• **WHAT YOU SHOULD DO**: Sort through the data and copy the lines holding the word "Pickup".

------ MATERIALS PROVIDED ------

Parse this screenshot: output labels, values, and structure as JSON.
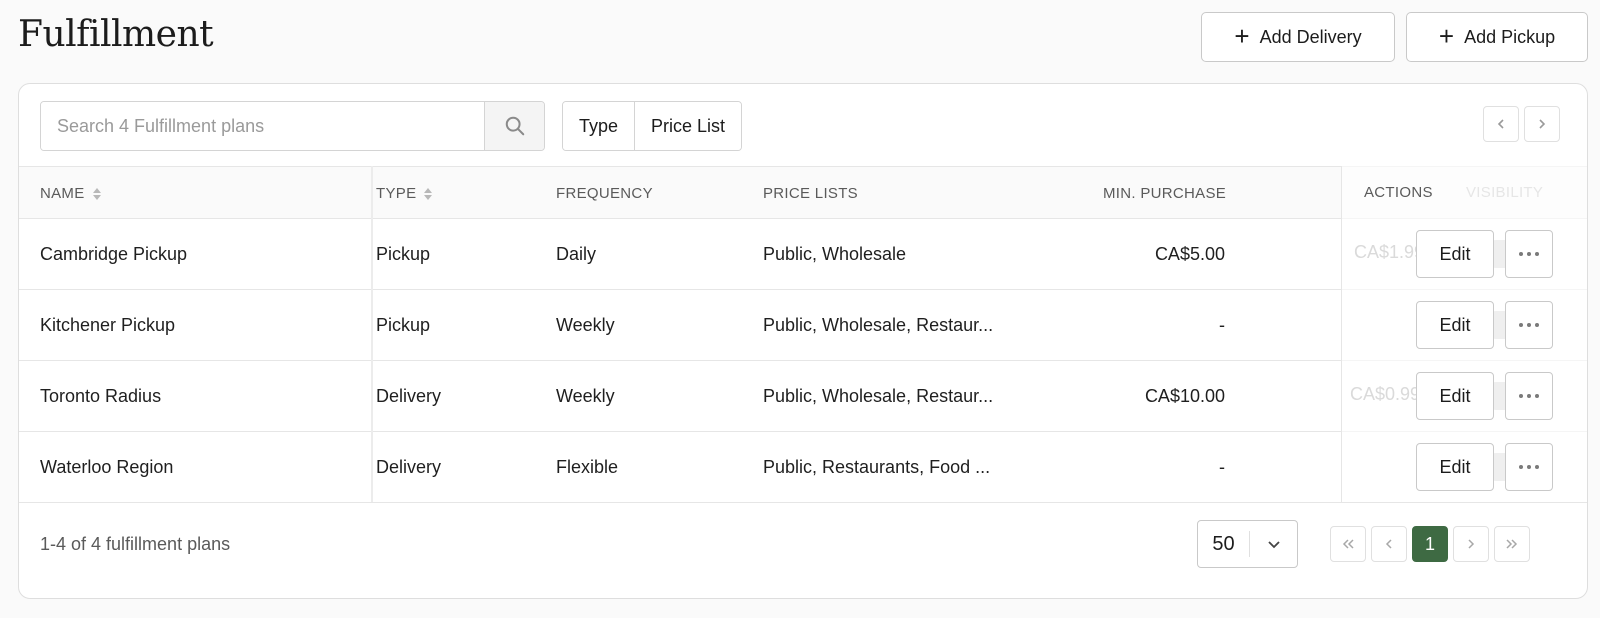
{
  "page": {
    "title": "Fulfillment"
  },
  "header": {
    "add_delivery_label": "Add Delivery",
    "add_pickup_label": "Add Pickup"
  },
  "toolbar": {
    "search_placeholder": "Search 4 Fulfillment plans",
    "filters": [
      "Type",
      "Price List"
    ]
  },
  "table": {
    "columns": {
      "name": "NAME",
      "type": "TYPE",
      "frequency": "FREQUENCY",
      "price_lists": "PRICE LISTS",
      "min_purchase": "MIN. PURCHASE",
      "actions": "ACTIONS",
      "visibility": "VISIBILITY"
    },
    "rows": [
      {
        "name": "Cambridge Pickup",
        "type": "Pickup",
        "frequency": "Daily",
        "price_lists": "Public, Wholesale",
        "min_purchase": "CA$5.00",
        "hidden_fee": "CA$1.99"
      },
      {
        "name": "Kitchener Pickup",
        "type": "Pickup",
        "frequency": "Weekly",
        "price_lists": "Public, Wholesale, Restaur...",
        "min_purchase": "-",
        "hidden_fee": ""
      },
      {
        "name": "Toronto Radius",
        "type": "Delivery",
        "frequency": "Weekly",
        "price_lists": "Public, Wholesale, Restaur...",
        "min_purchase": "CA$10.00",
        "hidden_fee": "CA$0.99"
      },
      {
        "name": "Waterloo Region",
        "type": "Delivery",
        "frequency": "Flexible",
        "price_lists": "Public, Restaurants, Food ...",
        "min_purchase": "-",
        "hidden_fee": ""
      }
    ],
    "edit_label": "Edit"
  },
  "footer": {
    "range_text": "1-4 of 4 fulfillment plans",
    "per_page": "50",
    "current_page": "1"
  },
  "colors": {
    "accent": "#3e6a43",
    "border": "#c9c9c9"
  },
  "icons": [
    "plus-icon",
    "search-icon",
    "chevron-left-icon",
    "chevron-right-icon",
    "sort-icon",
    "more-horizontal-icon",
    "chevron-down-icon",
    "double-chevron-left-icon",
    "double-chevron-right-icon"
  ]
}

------
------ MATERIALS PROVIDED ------

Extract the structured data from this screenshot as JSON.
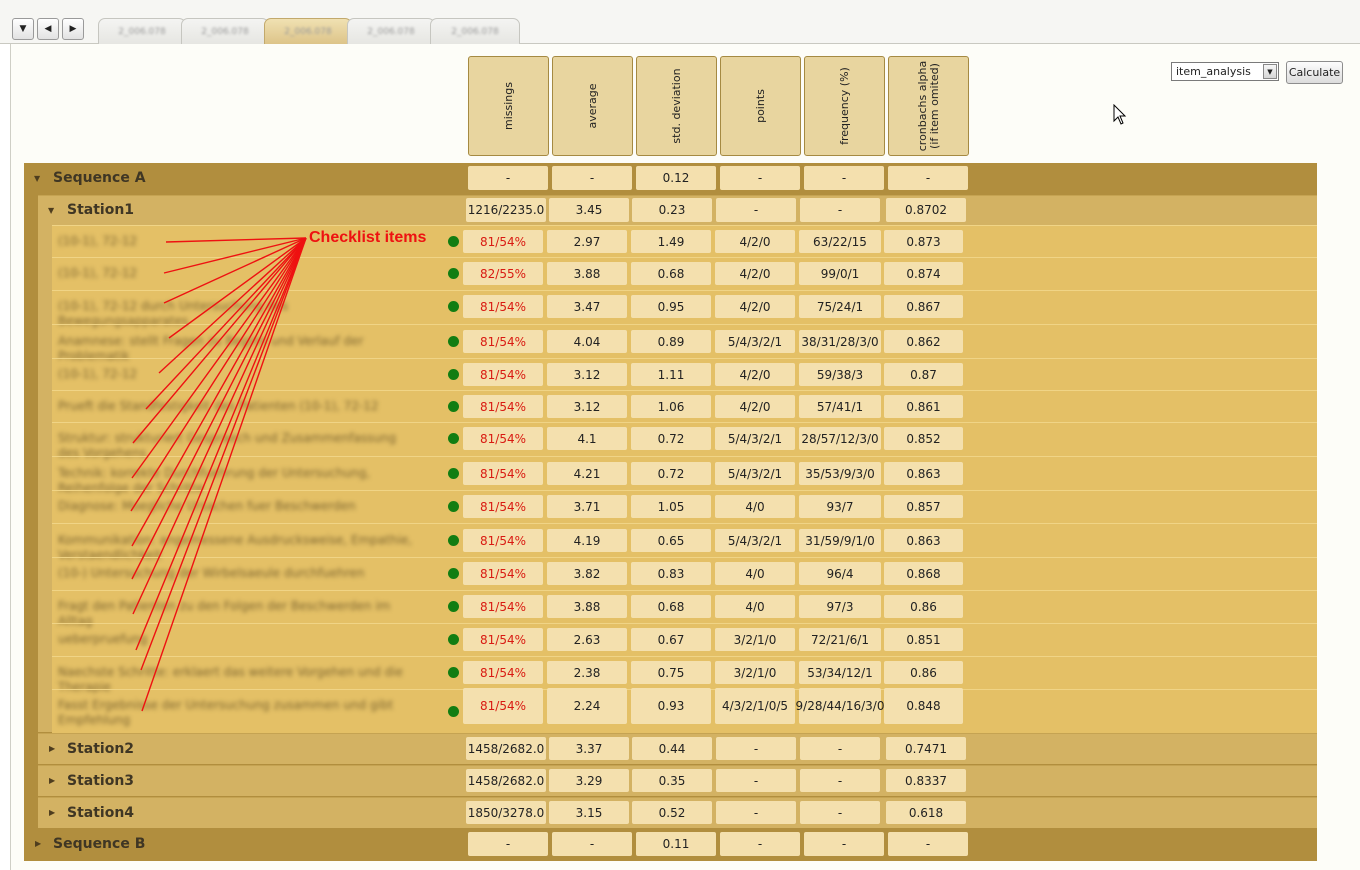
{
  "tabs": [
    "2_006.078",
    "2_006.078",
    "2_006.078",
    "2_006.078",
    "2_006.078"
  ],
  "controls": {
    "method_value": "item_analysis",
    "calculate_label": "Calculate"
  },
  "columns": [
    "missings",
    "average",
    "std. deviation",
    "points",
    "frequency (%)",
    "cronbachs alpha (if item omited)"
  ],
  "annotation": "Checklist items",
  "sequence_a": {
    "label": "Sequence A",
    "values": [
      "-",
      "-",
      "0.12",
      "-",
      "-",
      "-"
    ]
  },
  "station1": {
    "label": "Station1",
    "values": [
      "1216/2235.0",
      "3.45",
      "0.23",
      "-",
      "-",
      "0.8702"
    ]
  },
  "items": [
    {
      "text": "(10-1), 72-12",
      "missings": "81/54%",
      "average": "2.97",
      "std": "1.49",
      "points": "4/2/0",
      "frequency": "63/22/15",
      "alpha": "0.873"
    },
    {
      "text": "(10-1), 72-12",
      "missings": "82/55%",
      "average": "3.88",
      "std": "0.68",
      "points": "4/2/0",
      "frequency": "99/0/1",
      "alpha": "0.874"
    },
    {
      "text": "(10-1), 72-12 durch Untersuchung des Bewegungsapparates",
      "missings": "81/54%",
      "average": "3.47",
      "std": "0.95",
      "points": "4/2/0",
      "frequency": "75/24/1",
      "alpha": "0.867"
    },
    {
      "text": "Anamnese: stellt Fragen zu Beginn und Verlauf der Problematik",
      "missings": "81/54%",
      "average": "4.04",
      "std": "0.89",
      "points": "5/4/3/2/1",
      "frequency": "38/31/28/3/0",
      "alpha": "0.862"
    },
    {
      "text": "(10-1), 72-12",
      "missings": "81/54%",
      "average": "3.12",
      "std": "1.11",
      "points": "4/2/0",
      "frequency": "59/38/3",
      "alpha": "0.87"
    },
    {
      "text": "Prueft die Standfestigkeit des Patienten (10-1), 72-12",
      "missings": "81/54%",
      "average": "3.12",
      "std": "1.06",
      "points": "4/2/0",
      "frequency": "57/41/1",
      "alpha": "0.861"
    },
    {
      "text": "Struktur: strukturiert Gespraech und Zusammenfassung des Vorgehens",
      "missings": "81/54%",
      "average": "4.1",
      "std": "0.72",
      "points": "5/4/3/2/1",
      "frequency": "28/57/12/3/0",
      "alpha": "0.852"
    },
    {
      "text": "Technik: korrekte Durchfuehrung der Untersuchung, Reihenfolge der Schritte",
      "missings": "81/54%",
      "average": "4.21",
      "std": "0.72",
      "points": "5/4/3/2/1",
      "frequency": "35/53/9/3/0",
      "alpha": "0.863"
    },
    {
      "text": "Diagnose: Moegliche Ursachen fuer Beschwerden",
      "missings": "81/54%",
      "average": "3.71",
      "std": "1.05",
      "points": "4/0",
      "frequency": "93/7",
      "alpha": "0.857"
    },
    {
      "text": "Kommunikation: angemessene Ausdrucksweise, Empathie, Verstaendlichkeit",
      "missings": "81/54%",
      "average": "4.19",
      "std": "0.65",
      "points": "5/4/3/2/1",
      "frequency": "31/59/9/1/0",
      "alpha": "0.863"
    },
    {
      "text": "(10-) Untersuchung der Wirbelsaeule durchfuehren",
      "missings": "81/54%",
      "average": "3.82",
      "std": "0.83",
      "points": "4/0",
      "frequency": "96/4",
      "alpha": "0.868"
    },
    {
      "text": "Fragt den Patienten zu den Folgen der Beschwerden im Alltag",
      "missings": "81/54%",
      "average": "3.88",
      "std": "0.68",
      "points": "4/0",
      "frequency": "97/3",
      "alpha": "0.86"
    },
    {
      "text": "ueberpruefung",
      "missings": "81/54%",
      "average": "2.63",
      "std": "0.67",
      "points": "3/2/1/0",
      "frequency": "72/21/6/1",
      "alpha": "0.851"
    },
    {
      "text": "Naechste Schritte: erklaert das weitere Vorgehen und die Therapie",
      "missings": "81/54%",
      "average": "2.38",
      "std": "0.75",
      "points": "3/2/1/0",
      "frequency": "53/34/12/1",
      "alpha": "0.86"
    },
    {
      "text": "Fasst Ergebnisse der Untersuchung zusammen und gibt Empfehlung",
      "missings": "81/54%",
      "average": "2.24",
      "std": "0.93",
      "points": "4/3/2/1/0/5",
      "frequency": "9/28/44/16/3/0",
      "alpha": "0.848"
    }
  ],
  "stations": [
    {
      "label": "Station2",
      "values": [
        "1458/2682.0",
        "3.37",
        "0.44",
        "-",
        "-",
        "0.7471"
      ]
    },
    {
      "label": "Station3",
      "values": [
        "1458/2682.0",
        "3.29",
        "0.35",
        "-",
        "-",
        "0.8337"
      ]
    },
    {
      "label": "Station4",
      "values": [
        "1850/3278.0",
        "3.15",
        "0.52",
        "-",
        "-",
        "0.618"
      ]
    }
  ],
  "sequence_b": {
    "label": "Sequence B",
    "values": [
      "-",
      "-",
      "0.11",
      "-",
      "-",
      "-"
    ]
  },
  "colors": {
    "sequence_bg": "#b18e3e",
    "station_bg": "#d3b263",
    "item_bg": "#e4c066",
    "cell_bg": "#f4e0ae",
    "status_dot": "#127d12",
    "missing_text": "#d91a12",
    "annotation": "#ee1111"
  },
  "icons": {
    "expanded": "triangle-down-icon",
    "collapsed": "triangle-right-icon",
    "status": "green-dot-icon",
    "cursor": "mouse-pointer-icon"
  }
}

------

• **FINISHED TASK**:
    "add_pickup_label": "Add Pickup"
        "name": "Cambridge Pickup",
        "type": "Pickup",
        "name": "Kitchener Pickup",
        "type": "Pickup",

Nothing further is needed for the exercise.